__Available records__
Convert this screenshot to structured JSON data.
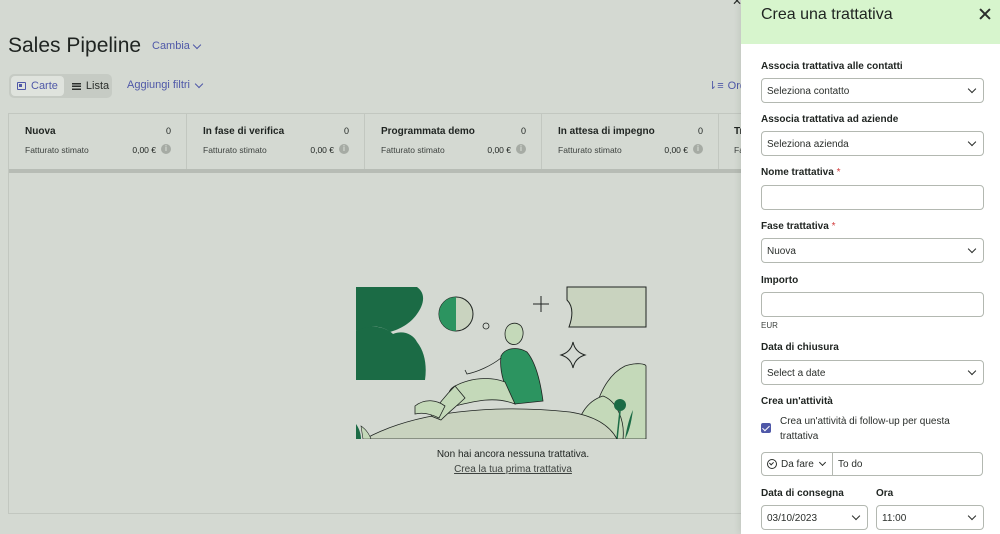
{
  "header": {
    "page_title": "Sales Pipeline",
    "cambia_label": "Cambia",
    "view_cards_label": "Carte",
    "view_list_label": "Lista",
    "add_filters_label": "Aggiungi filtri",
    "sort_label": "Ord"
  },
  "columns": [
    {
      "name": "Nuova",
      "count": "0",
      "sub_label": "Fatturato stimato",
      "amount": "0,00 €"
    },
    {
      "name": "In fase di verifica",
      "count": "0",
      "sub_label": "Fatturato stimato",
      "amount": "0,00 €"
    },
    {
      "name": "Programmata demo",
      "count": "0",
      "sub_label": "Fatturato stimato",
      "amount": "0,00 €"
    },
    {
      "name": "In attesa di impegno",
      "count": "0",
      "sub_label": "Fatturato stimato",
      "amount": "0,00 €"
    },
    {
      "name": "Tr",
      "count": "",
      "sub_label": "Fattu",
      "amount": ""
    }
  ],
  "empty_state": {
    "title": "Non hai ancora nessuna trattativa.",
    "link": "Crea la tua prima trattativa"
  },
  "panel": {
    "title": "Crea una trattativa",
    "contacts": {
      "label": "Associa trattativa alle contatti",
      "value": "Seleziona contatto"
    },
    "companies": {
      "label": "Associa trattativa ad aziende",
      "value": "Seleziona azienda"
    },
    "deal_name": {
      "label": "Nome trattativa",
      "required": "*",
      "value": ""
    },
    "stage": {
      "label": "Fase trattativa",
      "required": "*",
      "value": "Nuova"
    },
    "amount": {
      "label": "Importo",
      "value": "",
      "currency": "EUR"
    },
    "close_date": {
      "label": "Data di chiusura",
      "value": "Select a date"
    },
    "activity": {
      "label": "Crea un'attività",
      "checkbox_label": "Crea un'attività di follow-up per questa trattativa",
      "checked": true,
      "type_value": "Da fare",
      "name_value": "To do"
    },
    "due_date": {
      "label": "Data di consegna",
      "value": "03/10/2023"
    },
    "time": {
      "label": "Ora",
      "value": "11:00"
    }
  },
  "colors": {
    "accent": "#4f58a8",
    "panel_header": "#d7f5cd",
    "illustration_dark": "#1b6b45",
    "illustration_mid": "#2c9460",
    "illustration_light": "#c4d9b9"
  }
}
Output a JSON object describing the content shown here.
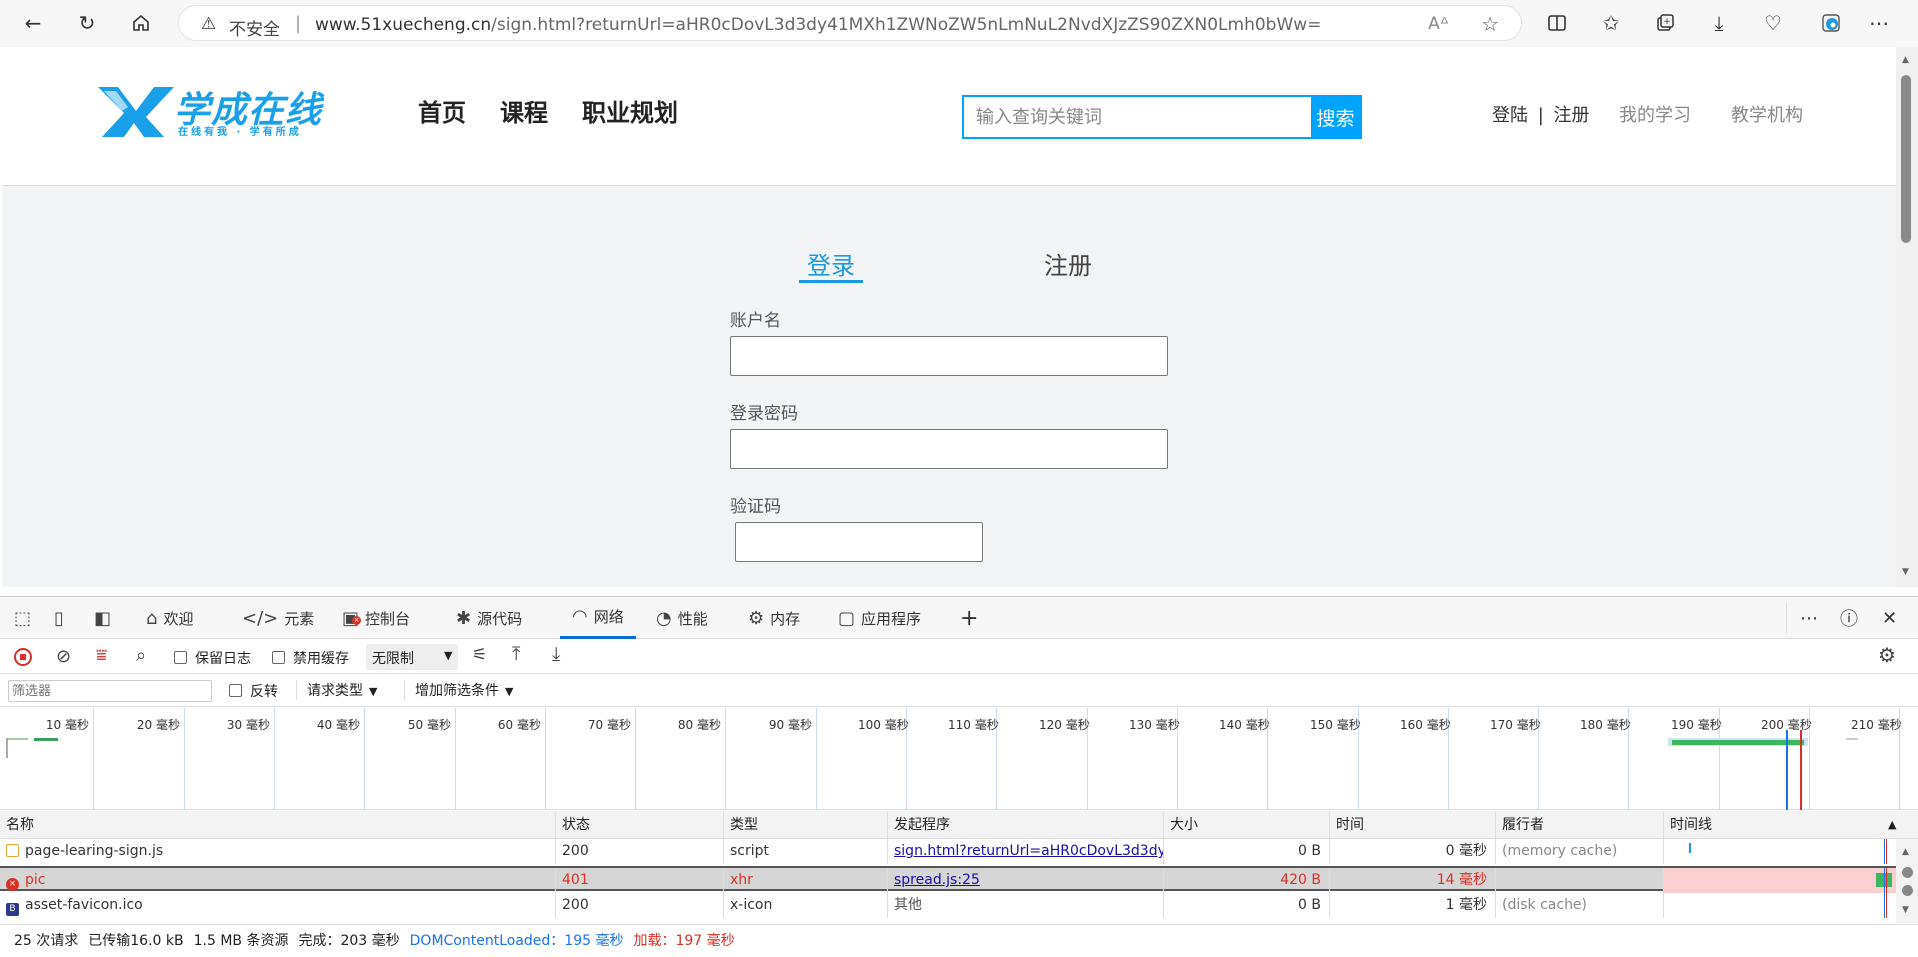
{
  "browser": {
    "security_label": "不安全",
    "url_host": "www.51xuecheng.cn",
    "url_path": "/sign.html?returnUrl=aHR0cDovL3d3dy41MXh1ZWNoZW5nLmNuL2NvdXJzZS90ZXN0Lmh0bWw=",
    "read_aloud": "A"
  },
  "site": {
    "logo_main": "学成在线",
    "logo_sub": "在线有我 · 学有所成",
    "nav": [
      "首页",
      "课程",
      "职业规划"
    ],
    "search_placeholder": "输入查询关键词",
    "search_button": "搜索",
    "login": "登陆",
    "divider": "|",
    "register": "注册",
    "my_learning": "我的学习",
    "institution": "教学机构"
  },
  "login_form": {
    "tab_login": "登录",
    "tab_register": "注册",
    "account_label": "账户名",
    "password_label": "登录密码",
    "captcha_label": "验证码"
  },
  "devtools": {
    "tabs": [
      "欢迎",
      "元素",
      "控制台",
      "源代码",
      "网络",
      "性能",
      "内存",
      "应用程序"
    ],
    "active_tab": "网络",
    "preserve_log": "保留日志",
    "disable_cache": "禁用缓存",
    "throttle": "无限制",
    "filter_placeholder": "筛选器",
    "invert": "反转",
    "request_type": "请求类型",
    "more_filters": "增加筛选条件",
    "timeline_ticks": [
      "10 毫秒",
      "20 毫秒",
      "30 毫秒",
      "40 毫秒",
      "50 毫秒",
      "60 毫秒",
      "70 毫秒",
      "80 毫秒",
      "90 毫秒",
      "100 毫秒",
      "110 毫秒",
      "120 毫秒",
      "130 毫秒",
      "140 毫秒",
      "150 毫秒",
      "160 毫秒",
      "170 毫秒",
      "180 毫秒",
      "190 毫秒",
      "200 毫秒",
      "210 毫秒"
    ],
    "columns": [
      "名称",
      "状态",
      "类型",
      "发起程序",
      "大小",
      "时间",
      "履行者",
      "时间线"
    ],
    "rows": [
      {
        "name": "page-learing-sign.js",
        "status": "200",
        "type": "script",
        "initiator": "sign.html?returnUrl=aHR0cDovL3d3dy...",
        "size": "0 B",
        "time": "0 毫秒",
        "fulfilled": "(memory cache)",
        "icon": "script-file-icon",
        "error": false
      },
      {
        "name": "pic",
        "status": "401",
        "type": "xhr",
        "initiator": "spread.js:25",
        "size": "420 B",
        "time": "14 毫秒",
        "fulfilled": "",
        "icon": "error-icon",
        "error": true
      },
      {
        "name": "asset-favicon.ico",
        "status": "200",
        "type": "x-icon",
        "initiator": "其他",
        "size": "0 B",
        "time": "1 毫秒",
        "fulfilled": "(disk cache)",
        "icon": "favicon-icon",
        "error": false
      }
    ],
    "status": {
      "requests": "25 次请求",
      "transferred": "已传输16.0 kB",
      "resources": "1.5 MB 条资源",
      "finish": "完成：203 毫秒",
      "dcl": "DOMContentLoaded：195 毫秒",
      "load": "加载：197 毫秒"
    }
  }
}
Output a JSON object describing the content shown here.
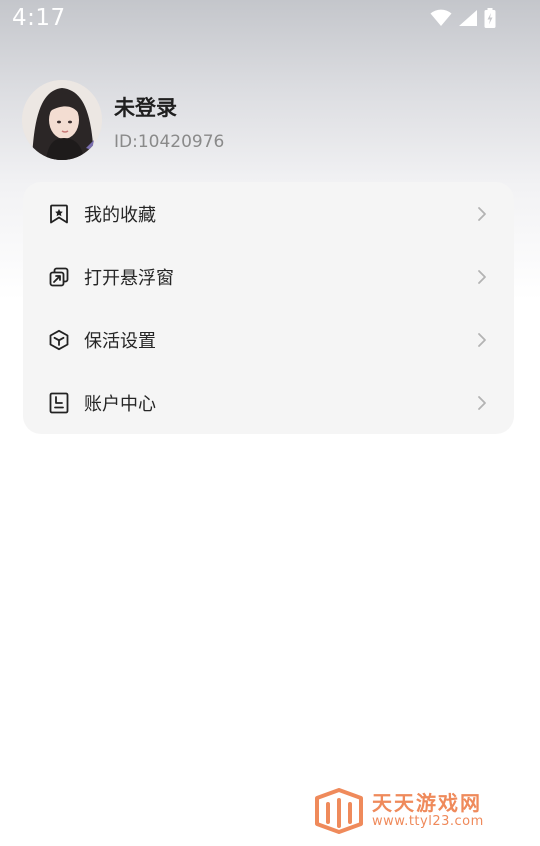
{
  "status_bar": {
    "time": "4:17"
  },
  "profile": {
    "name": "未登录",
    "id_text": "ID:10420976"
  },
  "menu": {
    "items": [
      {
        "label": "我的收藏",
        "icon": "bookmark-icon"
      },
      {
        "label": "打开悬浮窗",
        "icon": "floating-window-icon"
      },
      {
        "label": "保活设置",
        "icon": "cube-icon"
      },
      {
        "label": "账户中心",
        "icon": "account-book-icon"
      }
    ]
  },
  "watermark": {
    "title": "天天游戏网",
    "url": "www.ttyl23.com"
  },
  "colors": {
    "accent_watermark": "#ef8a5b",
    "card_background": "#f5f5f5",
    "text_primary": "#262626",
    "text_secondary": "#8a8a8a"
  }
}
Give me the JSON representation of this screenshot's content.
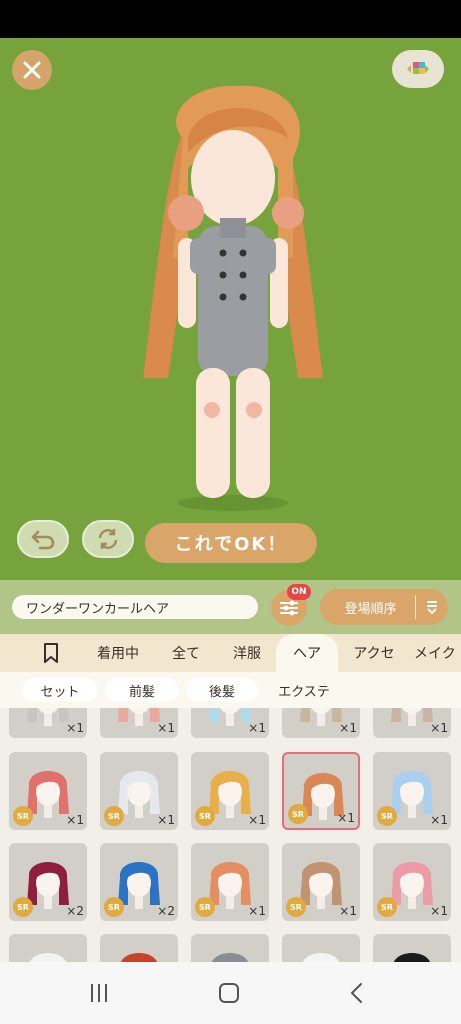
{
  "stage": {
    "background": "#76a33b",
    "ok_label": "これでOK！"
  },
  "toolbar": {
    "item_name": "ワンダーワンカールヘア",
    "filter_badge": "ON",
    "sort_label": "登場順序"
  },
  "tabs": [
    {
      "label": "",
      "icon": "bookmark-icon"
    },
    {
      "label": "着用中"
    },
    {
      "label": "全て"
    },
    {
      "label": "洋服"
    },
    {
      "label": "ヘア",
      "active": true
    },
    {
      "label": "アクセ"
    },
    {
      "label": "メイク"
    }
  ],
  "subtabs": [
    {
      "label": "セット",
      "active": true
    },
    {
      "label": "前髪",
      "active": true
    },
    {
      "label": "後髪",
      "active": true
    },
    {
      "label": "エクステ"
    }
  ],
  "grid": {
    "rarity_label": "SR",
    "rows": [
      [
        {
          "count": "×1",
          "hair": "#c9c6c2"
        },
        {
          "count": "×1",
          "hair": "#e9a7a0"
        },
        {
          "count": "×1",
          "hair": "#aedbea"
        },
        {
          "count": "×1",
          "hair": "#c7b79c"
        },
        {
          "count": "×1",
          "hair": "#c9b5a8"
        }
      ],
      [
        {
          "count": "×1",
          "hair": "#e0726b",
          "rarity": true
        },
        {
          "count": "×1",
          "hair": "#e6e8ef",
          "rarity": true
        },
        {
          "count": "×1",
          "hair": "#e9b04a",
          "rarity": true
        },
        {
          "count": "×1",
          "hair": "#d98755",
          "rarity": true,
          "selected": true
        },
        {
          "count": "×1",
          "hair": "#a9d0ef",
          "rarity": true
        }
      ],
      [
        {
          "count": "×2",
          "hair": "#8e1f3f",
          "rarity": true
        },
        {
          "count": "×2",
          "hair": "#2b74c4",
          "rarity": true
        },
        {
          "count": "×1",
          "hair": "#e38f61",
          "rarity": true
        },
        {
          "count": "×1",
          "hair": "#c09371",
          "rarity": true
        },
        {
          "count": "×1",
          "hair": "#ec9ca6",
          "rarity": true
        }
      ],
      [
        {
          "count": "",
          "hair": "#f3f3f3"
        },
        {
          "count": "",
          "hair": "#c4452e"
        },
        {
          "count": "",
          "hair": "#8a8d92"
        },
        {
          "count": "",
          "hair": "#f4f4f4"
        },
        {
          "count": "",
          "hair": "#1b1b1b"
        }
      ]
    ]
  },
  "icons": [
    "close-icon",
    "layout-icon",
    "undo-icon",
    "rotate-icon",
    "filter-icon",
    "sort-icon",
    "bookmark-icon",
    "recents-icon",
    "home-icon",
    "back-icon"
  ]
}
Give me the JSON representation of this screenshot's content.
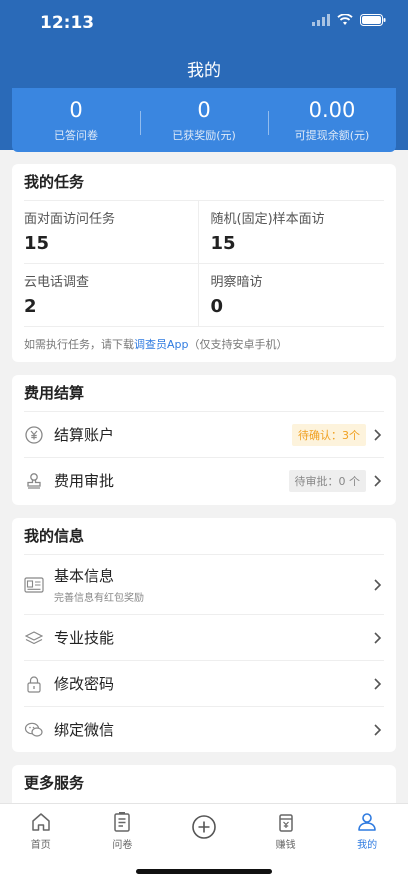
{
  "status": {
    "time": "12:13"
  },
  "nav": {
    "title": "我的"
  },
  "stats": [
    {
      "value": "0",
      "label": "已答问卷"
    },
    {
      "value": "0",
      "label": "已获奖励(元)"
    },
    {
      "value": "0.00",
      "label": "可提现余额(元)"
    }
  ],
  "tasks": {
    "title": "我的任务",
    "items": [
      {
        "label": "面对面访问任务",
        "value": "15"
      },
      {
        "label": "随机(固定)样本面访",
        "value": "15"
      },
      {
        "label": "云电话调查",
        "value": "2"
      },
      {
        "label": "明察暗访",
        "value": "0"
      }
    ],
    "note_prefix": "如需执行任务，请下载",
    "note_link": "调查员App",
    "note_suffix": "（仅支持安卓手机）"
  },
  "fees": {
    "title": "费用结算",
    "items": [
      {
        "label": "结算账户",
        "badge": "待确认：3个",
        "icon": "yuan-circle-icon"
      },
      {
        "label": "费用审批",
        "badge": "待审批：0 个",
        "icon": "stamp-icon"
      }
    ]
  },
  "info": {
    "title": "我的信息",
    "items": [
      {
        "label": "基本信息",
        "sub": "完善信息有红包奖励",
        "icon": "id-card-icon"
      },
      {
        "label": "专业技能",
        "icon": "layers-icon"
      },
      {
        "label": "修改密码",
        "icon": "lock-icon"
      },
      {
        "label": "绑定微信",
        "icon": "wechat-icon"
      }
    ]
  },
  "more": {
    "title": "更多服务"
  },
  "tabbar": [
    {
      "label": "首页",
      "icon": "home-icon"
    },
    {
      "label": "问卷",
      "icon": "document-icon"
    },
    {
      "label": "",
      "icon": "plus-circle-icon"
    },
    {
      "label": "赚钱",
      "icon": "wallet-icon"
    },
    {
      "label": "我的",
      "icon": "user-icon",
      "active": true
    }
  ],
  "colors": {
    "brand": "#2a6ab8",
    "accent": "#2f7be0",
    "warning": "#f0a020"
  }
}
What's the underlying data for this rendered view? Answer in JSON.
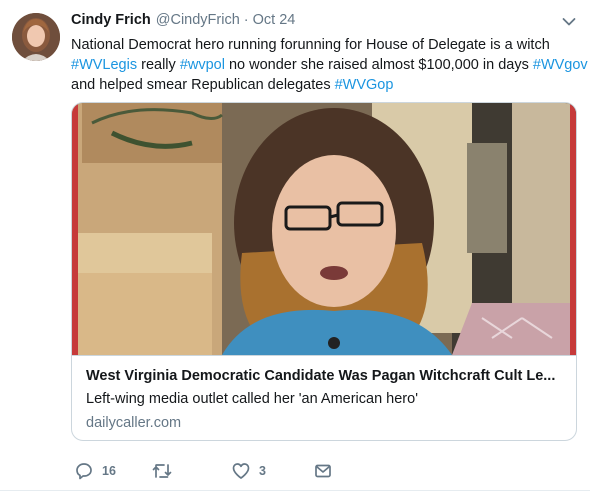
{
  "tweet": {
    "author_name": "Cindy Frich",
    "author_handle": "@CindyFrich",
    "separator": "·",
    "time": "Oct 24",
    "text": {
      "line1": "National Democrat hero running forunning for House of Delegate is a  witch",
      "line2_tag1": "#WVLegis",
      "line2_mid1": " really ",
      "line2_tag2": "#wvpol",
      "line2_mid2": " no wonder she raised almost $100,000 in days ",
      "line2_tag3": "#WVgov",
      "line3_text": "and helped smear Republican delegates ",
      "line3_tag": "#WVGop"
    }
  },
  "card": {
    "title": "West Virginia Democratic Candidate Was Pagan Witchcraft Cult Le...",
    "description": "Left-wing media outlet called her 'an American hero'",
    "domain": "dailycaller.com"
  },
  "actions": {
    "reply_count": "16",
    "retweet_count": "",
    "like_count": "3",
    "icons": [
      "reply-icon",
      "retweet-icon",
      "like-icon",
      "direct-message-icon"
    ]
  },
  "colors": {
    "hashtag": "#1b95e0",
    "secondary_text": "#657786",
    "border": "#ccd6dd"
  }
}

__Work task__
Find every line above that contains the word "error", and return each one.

__Exercise result__
        "error": false
        "icon": "error-icon",
        "error": true
        "error": false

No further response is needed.